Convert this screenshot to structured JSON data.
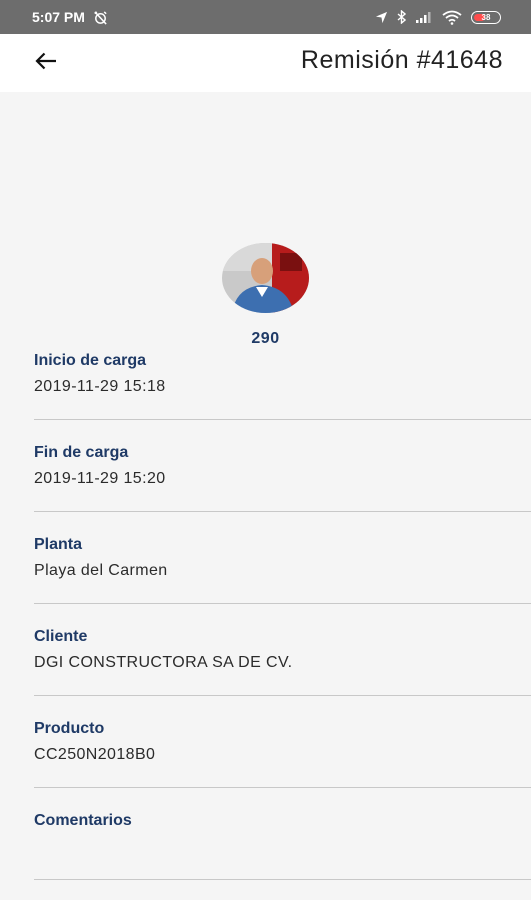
{
  "status_bar": {
    "time": "5:07 PM",
    "battery_level": "38",
    "icons": [
      "alarm-off-icon",
      "location-icon",
      "bluetooth-icon",
      "signal-icon",
      "wifi-icon",
      "battery-icon"
    ]
  },
  "header": {
    "back_icon": "arrow-left-icon",
    "title": "Remisión #41648"
  },
  "avatar": {
    "number": "290"
  },
  "fields": [
    {
      "label": "Inicio de carga",
      "value": "2019-11-29 15:18"
    },
    {
      "label": "Fin de carga",
      "value": "2019-11-29 15:20"
    },
    {
      "label": "Planta",
      "value": "Playa del Carmen"
    },
    {
      "label": "Cliente",
      "value": "DGI CONSTRUCTORA SA DE CV."
    },
    {
      "label": "Producto",
      "value": "CC250N2018B0"
    },
    {
      "label": "Comentarios",
      "value": ""
    }
  ],
  "colors": {
    "label": "#1f3a66",
    "background": "#f5f5f5",
    "status_bar": "#6d6d6d",
    "divider": "#c8c8c8"
  }
}
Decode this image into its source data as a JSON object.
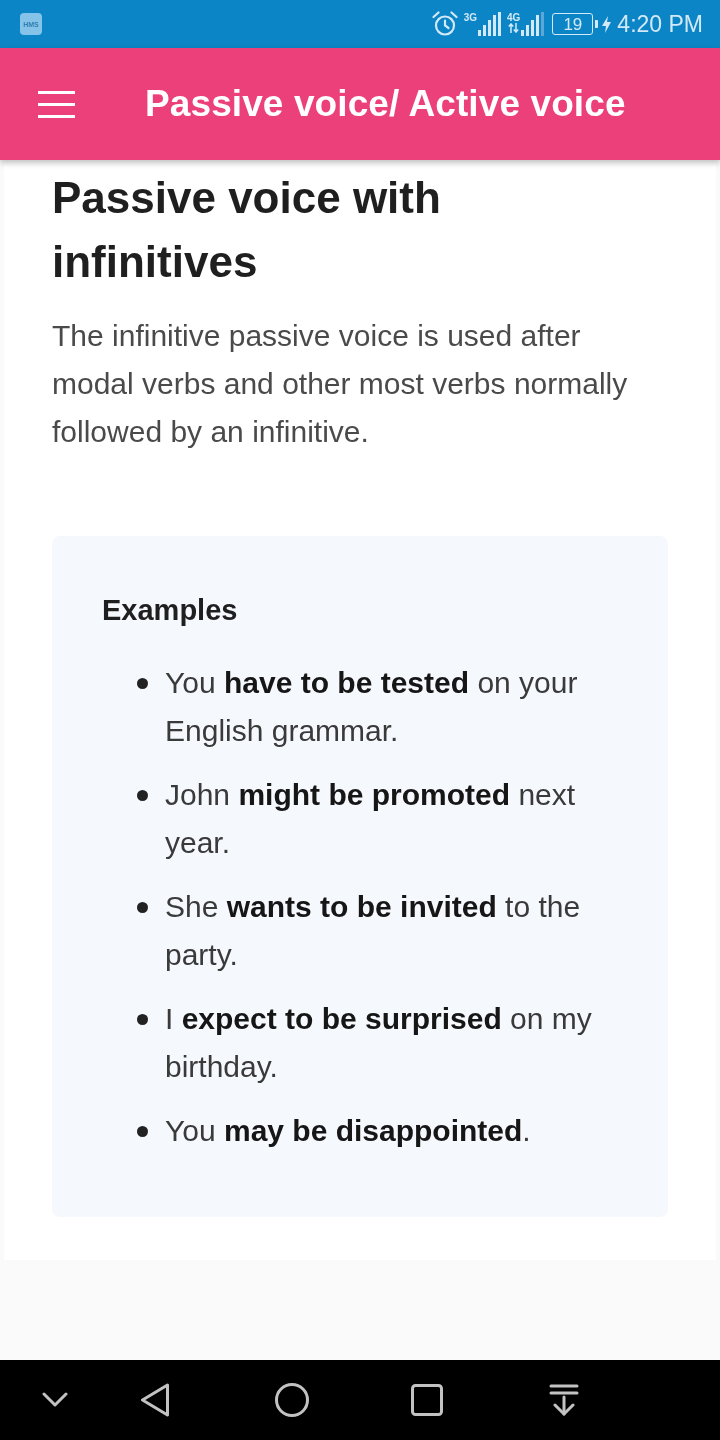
{
  "status_bar": {
    "app_icon": "HMS",
    "networks": [
      {
        "type": "3G"
      },
      {
        "type": "4G"
      }
    ],
    "battery": "19",
    "time": "4:20 PM"
  },
  "app_bar": {
    "title": "Passive voice/ Active voice"
  },
  "article": {
    "heading": "Passive voice with infinitives",
    "intro": "The infinitive passive voice is used after modal verbs and other most verbs normally followed by an infinitive.",
    "examples": {
      "title": "Examples",
      "items": [
        "You **have to be tested** on your English grammar.",
        "John **might be promoted** next year.",
        "She **wants to be invited** to the party.",
        "I **expect to be surprised** on my birthday.",
        "You **may be disappointed**."
      ]
    }
  }
}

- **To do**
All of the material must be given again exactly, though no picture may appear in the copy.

- **Written response**
Convert this screenshot to structured JSON data.
{
  "status_bar": {
    "time": "5:07 PM",
    "battery_level": "38",
    "icons": [
      "alarm-off-icon",
      "location-icon",
      "bluetooth-icon",
      "signal-icon",
      "wifi-icon",
      "battery-icon"
    ]
  },
  "header": {
    "back_icon": "arrow-left-icon",
    "title": "Remisión #41648"
  },
  "avatar": {
    "number": "290"
  },
  "fields": [
    {
      "label": "Inicio de carga",
      "value": "2019-11-29 15:18"
    },
    {
      "label": "Fin de carga",
      "value": "2019-11-29 15:20"
    },
    {
      "label": "Planta",
      "value": "Playa del Carmen"
    },
    {
      "label": "Cliente",
      "value": "DGI CONSTRUCTORA SA DE CV."
    },
    {
      "label": "Producto",
      "value": "CC250N2018B0"
    },
    {
      "label": "Comentarios",
      "value": ""
    }
  ],
  "colors": {
    "label": "#1f3a66",
    "background": "#f5f5f5",
    "status_bar": "#6d6d6d",
    "divider": "#c8c8c8"
  }
}
Decode this image into its source data as a JSON object.
{
  "status_bar": {
    "app_icon": "HMS",
    "networks": [
      {
        "type": "3G"
      },
      {
        "type": "4G"
      }
    ],
    "battery": "19",
    "time": "4:20 PM"
  },
  "app_bar": {
    "title": "Passive voice/ Active voice"
  },
  "article": {
    "heading": "Passive voice with infinitives",
    "intro": "The infinitive passive voice is used after modal verbs and other most verbs normally followed by an infinitive.",
    "examples": {
      "title": "Examples",
      "items": [
        "You **have to be tested** on your English grammar.",
        "John **might be promoted** next year.",
        "She **wants to be invited** to the party.",
        "I **expect to be surprised** on my birthday.",
        "You **may be disappointed**."
      ]
    }
  }
}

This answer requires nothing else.